(Input Opens)
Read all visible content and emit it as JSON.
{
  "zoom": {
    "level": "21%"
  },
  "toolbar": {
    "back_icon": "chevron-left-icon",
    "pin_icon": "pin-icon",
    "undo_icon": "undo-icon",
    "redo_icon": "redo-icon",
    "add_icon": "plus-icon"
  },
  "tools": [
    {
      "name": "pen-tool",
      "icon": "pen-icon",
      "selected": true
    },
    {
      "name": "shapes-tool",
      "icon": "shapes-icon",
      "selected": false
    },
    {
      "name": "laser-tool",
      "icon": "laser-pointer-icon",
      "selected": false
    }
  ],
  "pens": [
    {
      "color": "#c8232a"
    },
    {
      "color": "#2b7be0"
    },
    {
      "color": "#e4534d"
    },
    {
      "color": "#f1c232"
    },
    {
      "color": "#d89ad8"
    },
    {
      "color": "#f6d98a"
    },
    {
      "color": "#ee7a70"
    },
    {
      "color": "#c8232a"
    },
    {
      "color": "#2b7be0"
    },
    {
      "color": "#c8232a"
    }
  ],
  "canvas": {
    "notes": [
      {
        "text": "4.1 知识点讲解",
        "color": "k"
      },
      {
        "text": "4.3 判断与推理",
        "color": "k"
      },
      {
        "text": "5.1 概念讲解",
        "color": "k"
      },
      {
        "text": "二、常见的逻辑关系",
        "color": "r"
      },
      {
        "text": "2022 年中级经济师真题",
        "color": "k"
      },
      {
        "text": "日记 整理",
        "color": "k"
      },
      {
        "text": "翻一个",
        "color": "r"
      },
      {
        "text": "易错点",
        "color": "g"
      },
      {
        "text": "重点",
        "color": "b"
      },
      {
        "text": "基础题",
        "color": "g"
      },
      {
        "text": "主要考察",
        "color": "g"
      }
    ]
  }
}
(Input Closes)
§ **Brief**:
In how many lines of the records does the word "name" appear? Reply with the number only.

§ **Exercise response**:
3